LPD-30. Secretary of the Navy Richard Spencer named the next San Antonio-class amphibious transport dock the future USS Harrisburg (LPD-30), after the Pennsylvania city, the Navy said Oct. 10. LPD-30 will be the first Flight II San Antonio-class ship, featuring improvements and replacing the aging fleet of LSD-41/49 Whidbey Island-class ships. The future Harrisburg will be built at Huntington Ingalls Industries’ shipyard in Pascagoula, Miss.
F-35 Support. Naval Air Systems Command awarded United Technologies Corp. a $325 million contract on Oct. 4 to provide material and support equipment for depot maintenance facilities, non-recurring sustainment activities, services, and planning for depot activations. This also covers providing two F135 full-scale high-fidelity mockup engines and four modules for test cells in support of the F-35 program. The F135 engine, built by United Technologies’ subsidiary Pratt & Whitney, powers the F-35. Work will mostly occur in Oklahoma City, Okla. (43.75 percent); East Hartford, Conn. (20 percent); and locations outside the continental U.S. (20 percent) and is expected to be finished by January 2023. This award combines purchases for the Air Force (44 percent, or $142 million), Marine Corps (16 percent, or $51 million), Navy (11 percent, or $37 million), non-DoD participants (27 percent, or $87 million) and Foreign Military Sales (two percent, or $8 million). The contract was not competitively procured.
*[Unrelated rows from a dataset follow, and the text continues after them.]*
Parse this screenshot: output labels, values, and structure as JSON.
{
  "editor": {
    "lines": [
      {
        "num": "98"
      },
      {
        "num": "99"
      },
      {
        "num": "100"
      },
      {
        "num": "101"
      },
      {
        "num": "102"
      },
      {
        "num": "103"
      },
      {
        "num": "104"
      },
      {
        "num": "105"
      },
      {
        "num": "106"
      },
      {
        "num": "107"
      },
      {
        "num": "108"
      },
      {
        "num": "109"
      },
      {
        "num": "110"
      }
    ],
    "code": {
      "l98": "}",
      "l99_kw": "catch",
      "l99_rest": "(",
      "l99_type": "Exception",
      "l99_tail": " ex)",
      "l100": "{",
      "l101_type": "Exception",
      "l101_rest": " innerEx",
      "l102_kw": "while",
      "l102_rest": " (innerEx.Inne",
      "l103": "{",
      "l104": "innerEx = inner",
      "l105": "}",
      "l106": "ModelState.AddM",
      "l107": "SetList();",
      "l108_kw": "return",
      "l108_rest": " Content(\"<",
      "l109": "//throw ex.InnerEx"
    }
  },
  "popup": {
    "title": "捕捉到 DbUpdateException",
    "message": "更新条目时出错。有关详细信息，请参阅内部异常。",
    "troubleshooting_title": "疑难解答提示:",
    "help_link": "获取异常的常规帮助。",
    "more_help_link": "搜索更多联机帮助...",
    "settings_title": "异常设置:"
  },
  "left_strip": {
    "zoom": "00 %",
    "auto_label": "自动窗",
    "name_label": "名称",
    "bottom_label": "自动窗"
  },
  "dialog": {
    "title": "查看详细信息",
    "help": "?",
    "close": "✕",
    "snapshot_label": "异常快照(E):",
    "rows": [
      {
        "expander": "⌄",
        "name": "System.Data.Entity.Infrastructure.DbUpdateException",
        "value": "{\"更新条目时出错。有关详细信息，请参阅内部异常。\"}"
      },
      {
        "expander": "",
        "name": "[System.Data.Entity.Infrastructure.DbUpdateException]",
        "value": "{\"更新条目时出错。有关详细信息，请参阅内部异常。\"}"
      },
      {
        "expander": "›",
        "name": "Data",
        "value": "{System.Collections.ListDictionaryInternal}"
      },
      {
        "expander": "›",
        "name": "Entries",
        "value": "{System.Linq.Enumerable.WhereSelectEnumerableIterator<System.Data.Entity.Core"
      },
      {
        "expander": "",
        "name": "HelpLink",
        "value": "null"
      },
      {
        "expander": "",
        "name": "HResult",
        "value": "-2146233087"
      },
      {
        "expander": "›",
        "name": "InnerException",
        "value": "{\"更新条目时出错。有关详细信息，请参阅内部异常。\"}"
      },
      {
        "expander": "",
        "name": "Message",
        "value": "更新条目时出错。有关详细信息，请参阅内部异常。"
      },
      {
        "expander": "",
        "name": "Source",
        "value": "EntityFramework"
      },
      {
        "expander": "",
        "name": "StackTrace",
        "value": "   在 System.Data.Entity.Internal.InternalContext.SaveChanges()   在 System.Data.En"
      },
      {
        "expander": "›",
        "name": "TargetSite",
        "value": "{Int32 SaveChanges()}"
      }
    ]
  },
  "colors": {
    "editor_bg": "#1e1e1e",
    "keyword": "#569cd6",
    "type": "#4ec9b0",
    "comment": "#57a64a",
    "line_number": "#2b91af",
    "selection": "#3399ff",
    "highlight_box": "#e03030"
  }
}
HII School. Huntington Ingalls Industries’ Ingalls Shipbuilding opened its new Shipbuilder Academy site in a ribbon-cutting ceremony near Gulfport, Miss., on Oct. 10. The academy was first established n 2016 at the Ingalls’ Maritime Training Academy with the goal of providing students with a foundation in the maritime industry and fill a current industry skills gap. HII is now expanding the program to this new site in partnership with the Gulfport School District at the re-purposed Gaston Point Elementary School in Mississippi. The company noted the program is starting its fourth year, has expanded to Mobile County, and enrolls students for eight high schools along the Gulf Coast. The new facility will expand to three more high schools.
Hack the Army 2.0. The Pentagon has tapped HackerOne to run the Army’s second bug bounty program, designed to bring in ethical hackers to find flaws in the service’s public-facing websites. “Opening up the Army’s cyber terrain to the hacker community is exactly the type of outside-the-box, partnership approach we need to take to rapidly harden and better defend our most foundational weapons system: the Army network,” Lt. Gen. Stephen Fogarty, head of Army Cyber Command, said in a statement. This will be HackerOne’s ninth bug bounty program since launching “Hack the Pentagon” in 2016, and operating subsequent efforts with the Army, Air Force and the Marine Corps. The first “Hack the Army” resulted in over 100 discovered vulnerabilities and $100,000 in prize money awarded to the hackers. The next Army ethical hacking program will run from Oct. 9 to Nov. 8 and cover more than 60 publicly accessible web assets.